I took a seat on my bucket and drank some water. A couple minutes went by and I was staring off into space, fighting a war in my brain.
But you cant keep up.
But you’re in a lot of pain.
Only 1,300 reps in. 1,700 to go. There’s no way. There’s no way you can do that. That’s more than double what you just did. The pain. It’s too much pain. It’s 2am, you have 4.5 hours left. 4.5 hours of burpees? You cant do that. There’s a fire. There’s the cabin. Quit. Go to sleep. The Medic ATV can take you down the mountain in a couple of hours. You cant do this. The cabin was taunting me, beckoning me to it’s bed, ready to claim my bib as a new decoration.
Rob walked over to me and started a normal conversation. We talked about daily life, events we’ve done recently, funny anecdotes about people. A few minutes went by.
“So,” he says, “you have 2 options. 1: get back over there and keep doing burpees. 2: quit.”
“I think I’m going to give Neely my bib.”
I was dead set on the idea.
Just then Randy Ramcharran walks over. Rob says “Orrrr, you can talk to Randy.”
“What’s up?” Randy asks.
“I just told Rob I want to quit.”
Randy refused to accept this. He told me a few people have formed another slower group and they’ve decided theyre just gonna keep doing reps slowly until the sun comes up. I started a rebuttle, but he didn’t listen. I reluctantly walked over to the other group with him. They were doing 10 reps at a time, with a couple minutes of rest in between. OK, I can move at this pace. My knee still hurt, but I got through the reps slowly and steadily. Shawn pointed out a couple shooting stars in the sky and I started to appreciate where I was and what I was doing. There was a new moon, and the sky was completely full of stars. It was breathtaking.
A couple hours later, there was light visible in the sky. Abe Mikell told us all to take a moment to look at the view. The sky was absolutely beautiful. The sun rose on the top of Joe’s mountain as we began the 2nd morning of the death race. Somewhere around 6 am Ryan Robeson finished his burpees. He and John Chambers had split off into a pair of ultra fast burpee-ers early in the night. Ryan was allowed to sit by the fire and eat with the staff as we all continued our burpees. A short while later, the fast group called out loudly “97, 98, 99, 3000!” Minutes later Joe was back and telling us all to get back to our packs. I had completed 1,780 burpees.
Joe asked how many people who started in the weak group were still here, myself and a couple other raised our hands. He told us he was surprised. We learned 6 people had quit that night. Joe told us he didn’t care how many burpees we had done, he just wanted us to do burpees all night.

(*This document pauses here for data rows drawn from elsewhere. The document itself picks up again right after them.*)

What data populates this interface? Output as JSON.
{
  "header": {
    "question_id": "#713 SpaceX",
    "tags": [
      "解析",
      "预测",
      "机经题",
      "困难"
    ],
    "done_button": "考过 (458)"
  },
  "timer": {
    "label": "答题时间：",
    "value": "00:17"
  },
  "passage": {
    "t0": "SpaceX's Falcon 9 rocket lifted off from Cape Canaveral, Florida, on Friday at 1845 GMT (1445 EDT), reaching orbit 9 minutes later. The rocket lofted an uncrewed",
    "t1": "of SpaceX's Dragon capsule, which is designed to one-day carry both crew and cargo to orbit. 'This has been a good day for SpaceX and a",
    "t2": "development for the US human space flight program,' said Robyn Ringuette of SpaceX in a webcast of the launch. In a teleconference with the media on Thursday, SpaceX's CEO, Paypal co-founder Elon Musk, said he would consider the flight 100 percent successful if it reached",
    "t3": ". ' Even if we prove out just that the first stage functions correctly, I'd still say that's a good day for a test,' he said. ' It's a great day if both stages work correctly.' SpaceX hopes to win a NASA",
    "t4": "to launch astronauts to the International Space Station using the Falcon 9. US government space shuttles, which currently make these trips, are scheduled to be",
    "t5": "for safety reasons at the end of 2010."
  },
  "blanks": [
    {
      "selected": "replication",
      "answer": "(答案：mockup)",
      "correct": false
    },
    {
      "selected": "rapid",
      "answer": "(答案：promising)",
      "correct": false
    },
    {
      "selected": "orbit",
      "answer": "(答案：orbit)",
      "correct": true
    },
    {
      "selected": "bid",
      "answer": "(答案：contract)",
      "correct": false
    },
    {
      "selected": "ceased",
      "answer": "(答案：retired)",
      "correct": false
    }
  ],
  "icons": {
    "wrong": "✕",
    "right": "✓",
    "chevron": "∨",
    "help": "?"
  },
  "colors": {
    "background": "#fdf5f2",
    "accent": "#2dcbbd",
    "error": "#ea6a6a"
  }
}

I was suddenly thrilled my friends hadn’t let me quit. Although, I still felt somehow less worthy not having done them all.
As I thought about how my bib could’ve been hanging up on the cabin, we started our trek back down the mountain towards the farm.